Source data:
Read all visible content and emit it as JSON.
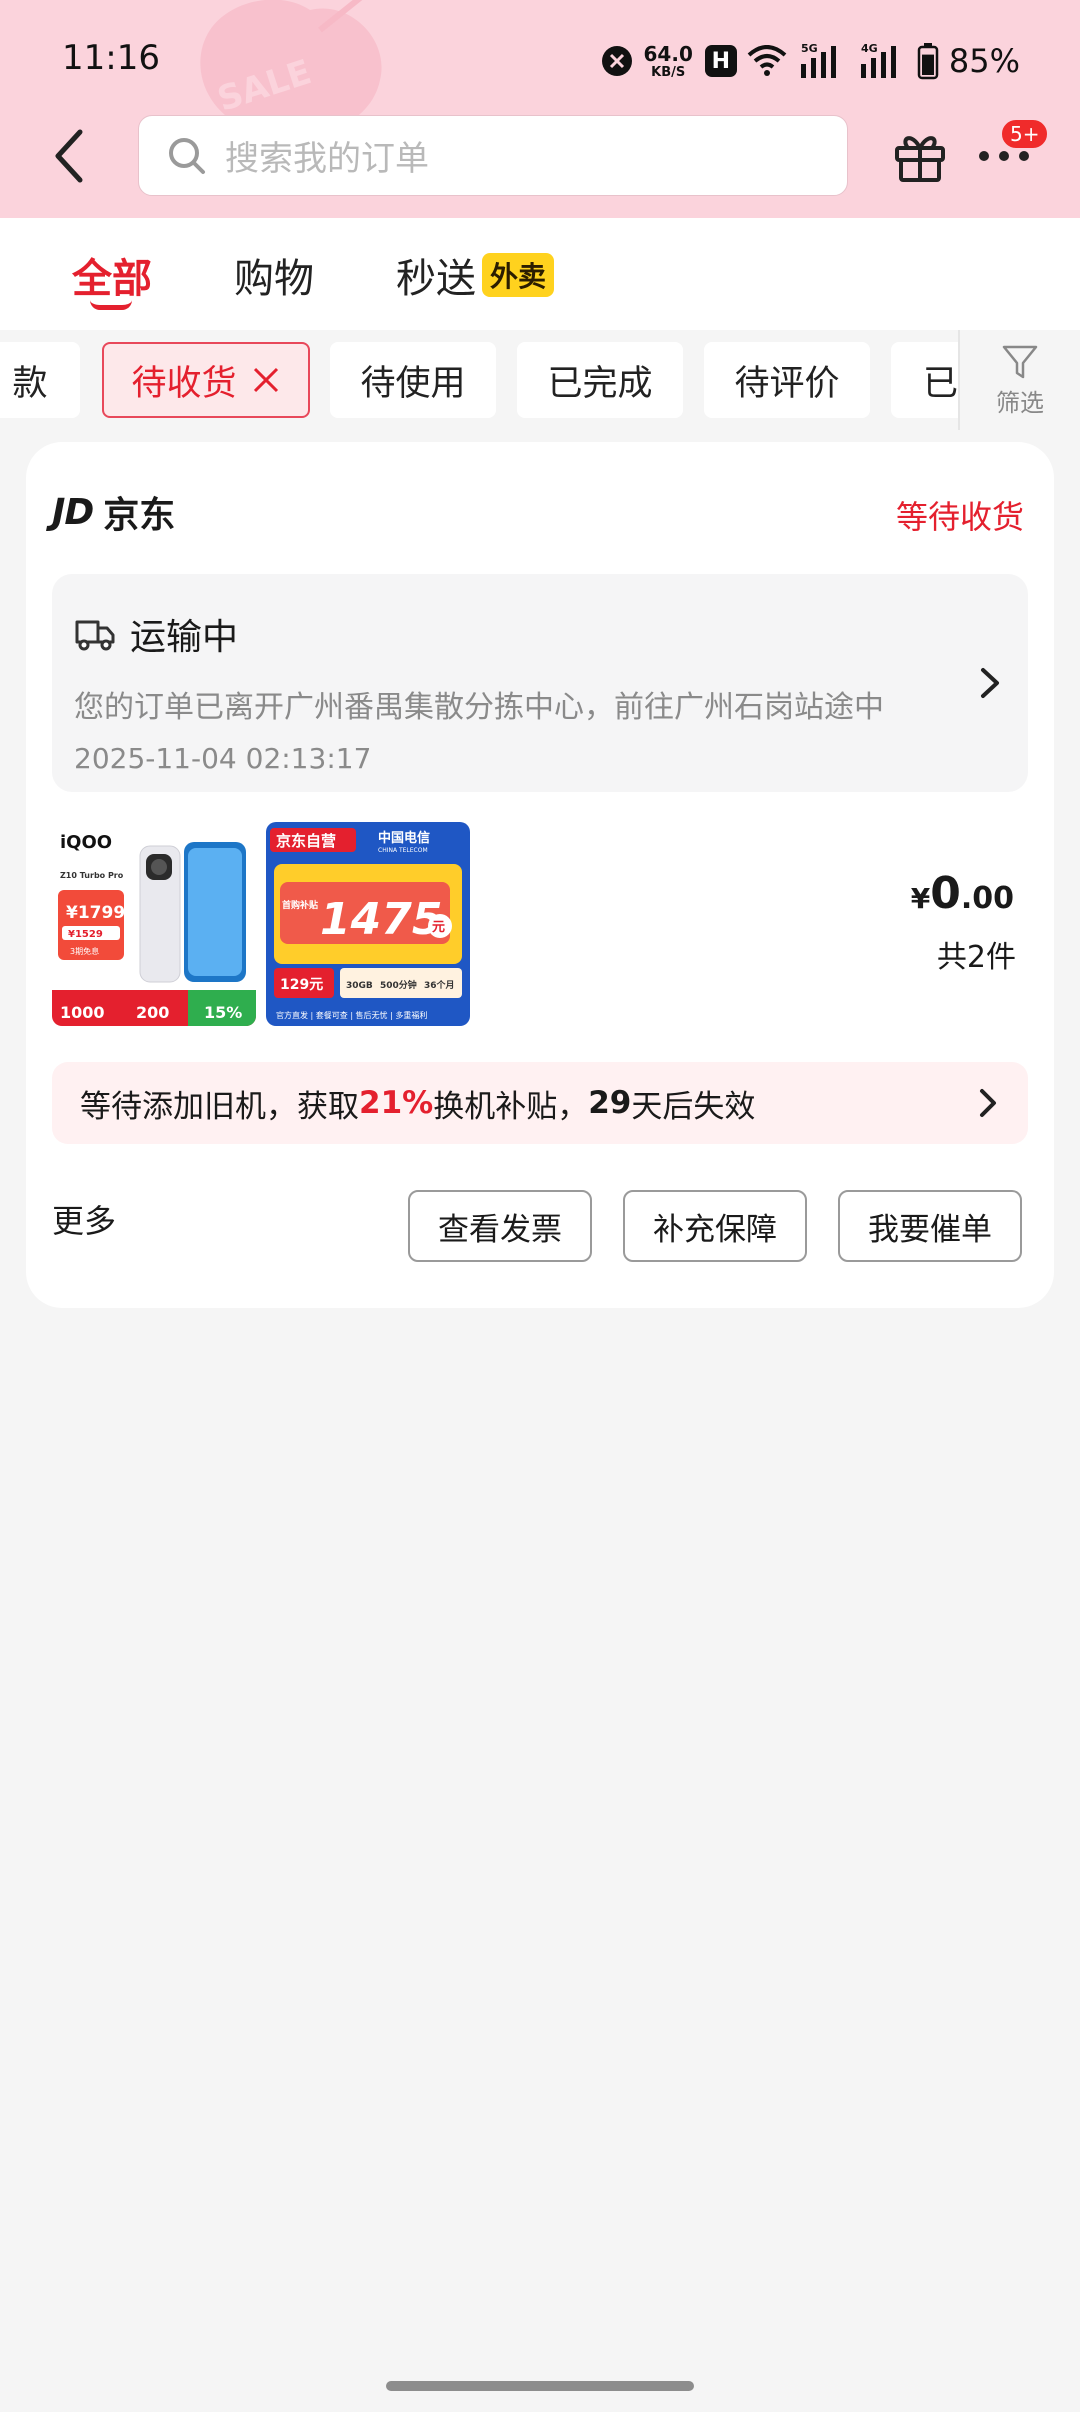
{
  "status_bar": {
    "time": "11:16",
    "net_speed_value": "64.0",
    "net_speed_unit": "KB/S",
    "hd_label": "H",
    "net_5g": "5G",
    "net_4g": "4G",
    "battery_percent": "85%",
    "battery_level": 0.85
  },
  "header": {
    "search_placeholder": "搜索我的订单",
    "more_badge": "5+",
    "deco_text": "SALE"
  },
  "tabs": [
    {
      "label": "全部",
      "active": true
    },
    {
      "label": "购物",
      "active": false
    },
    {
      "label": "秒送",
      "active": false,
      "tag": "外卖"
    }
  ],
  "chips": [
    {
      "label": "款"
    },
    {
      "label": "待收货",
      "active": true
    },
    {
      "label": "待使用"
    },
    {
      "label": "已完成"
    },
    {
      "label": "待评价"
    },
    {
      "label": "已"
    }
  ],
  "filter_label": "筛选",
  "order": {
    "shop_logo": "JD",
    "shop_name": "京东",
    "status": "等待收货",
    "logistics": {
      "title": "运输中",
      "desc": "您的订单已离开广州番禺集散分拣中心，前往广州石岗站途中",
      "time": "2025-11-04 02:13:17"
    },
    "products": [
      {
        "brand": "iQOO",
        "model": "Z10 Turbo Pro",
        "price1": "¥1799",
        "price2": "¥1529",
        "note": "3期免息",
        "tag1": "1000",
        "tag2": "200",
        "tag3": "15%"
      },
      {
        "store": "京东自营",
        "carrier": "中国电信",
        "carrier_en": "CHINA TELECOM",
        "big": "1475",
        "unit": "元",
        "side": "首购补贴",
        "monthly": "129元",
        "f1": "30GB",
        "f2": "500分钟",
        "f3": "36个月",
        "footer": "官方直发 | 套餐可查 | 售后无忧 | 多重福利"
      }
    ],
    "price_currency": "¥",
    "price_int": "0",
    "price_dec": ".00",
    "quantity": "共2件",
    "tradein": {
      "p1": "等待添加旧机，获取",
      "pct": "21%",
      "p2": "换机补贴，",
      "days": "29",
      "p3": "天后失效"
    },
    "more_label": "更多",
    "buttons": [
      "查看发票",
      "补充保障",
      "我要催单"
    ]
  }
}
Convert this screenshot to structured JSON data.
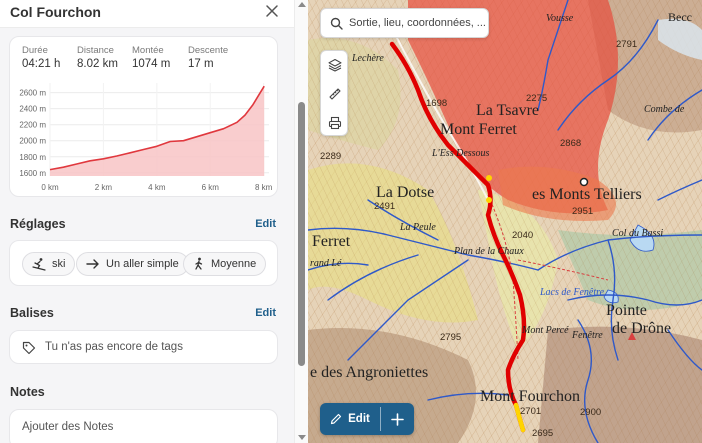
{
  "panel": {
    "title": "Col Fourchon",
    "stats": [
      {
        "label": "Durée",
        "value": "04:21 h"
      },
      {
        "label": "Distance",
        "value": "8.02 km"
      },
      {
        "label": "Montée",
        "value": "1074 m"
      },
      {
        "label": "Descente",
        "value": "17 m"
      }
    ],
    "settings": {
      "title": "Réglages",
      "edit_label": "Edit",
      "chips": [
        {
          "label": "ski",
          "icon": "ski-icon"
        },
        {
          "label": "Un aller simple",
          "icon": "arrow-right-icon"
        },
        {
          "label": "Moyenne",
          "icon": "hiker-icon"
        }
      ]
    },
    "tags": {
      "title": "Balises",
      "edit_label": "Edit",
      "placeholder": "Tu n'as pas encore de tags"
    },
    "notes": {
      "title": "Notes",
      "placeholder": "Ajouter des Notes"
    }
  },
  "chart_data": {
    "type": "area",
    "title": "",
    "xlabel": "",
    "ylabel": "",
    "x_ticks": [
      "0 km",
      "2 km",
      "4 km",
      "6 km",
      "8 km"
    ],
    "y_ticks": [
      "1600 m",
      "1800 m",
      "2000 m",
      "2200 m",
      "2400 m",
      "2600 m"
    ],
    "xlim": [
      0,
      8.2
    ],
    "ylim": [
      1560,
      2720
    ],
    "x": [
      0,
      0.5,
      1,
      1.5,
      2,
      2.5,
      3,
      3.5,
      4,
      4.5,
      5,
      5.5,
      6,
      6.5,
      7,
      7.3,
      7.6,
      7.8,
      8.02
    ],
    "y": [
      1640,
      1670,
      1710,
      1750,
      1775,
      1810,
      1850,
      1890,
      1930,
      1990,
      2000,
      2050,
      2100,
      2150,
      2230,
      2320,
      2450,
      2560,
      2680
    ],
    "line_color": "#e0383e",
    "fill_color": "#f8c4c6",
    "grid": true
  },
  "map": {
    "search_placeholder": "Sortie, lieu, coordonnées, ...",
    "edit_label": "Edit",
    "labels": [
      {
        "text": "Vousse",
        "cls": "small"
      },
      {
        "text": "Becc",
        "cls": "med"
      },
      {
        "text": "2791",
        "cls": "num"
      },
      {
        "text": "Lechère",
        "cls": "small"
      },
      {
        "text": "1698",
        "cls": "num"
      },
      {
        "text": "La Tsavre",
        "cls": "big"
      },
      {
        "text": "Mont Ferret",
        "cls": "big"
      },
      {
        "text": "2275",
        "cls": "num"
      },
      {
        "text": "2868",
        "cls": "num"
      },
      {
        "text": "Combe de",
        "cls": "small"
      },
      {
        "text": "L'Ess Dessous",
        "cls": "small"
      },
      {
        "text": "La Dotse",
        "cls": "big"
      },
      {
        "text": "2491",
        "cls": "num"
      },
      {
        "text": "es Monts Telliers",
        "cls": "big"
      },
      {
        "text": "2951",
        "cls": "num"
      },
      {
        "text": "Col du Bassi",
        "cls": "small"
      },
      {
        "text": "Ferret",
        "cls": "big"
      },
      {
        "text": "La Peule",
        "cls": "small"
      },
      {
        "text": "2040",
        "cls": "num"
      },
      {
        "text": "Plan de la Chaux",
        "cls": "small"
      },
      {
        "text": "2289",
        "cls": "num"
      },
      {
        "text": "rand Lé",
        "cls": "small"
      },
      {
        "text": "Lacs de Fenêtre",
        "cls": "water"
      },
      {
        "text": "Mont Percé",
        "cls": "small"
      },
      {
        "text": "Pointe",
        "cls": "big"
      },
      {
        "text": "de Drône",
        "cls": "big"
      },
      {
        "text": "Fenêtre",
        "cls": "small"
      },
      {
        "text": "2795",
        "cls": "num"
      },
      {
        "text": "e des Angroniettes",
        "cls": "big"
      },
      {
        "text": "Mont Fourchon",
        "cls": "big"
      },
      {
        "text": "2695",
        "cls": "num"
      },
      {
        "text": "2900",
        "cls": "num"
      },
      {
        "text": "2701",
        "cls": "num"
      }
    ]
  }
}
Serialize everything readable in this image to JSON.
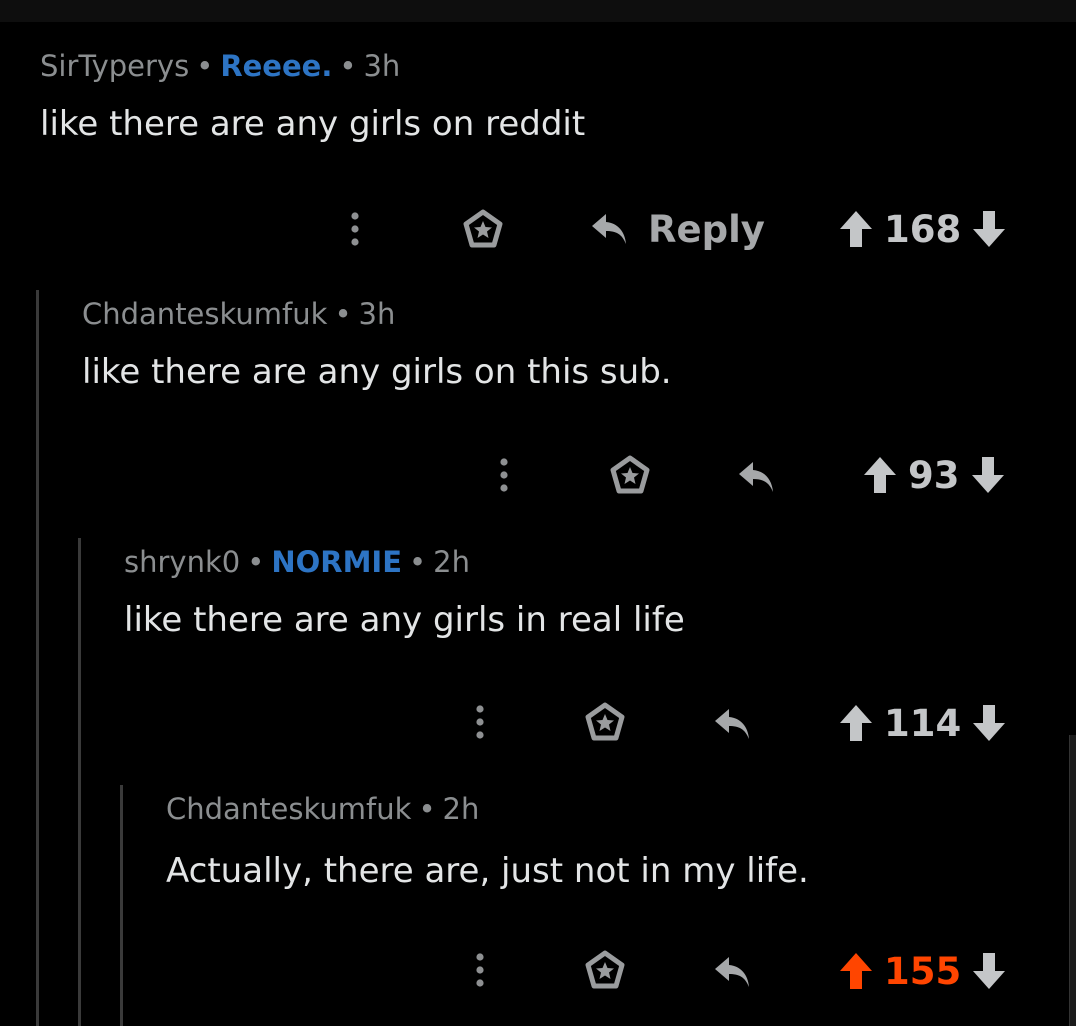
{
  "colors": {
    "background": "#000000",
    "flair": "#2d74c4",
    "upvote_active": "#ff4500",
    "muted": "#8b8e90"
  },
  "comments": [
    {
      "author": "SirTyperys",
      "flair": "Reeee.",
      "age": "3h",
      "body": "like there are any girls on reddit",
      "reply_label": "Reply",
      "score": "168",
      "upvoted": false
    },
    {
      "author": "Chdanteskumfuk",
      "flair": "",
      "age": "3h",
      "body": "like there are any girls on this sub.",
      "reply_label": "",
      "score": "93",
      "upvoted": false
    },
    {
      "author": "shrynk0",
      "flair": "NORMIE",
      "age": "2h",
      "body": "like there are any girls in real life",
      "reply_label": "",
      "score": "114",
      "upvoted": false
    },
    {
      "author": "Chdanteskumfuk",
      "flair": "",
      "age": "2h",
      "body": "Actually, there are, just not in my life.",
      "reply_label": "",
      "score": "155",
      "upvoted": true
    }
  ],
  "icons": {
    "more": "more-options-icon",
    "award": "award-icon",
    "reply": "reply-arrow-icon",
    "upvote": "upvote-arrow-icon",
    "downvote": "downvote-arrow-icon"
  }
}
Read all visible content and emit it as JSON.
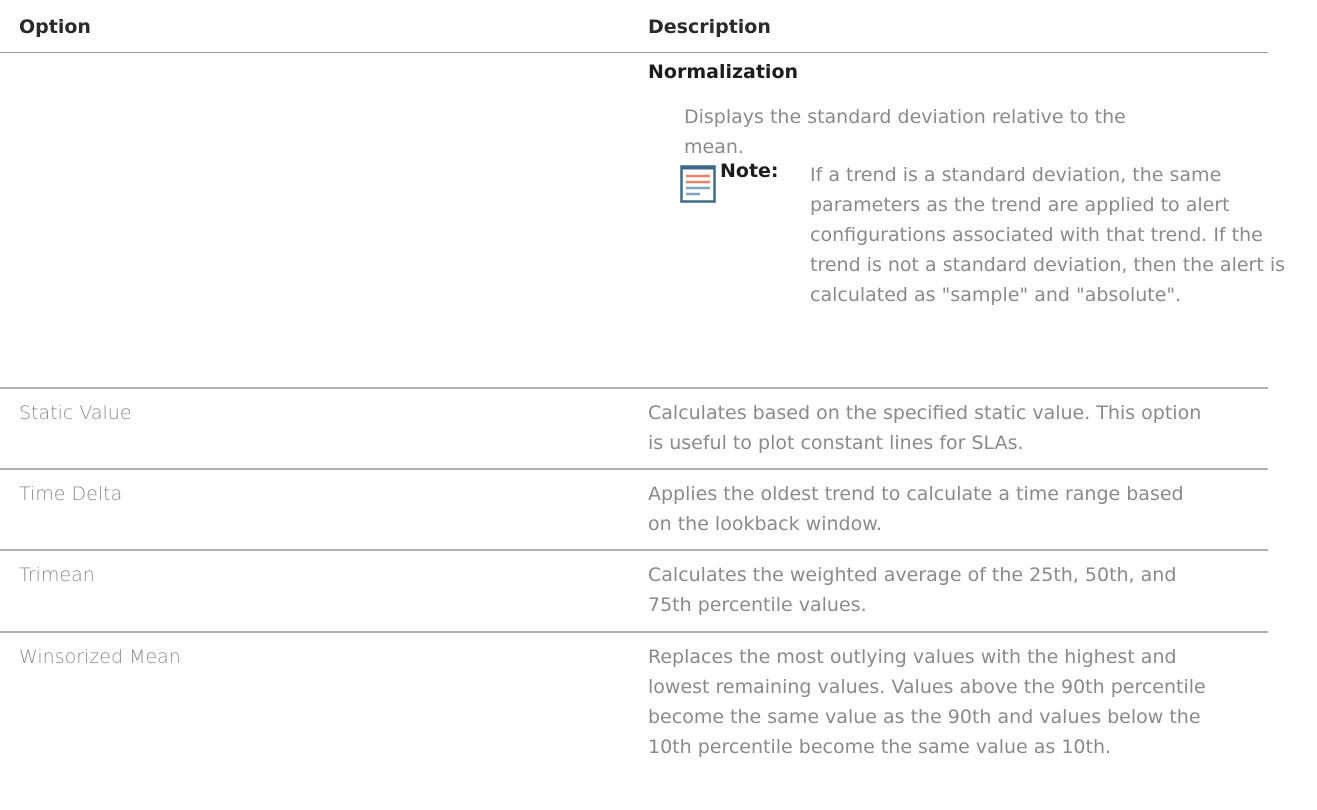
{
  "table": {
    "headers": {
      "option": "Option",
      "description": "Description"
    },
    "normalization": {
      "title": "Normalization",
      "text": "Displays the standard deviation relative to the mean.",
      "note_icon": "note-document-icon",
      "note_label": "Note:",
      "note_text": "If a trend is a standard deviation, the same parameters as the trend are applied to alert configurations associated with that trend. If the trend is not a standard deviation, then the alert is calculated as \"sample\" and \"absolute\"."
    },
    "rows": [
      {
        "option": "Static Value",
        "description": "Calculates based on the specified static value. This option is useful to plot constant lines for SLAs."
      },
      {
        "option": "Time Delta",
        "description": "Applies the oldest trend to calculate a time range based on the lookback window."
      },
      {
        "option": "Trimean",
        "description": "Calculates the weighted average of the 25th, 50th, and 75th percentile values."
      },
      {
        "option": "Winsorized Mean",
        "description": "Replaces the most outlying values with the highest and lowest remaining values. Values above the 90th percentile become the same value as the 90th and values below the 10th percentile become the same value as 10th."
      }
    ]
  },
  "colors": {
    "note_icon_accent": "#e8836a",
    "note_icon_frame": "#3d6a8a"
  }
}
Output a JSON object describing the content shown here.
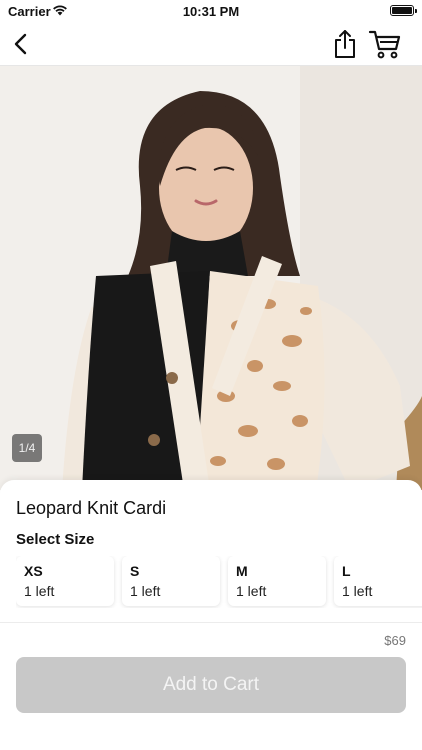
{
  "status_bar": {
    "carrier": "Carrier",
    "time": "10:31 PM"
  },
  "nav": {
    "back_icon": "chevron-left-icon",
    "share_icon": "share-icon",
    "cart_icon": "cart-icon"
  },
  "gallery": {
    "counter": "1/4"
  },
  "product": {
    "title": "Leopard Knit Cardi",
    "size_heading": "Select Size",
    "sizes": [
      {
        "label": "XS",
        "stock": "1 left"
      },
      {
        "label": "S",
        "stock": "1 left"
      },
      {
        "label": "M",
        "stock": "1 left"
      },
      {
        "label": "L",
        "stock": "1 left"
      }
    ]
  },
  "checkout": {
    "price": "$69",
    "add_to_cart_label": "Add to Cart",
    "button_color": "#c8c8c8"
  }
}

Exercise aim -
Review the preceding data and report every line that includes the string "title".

Answer for the task -
      "title": "运输中",
    "title": "Col Fourchon",
      "title": "Réglages",
      "title": "Balises",
      "title": "Notes",
    "title": "",
      "title": "Normalization",
    "title": "Leopard Knit Cardi",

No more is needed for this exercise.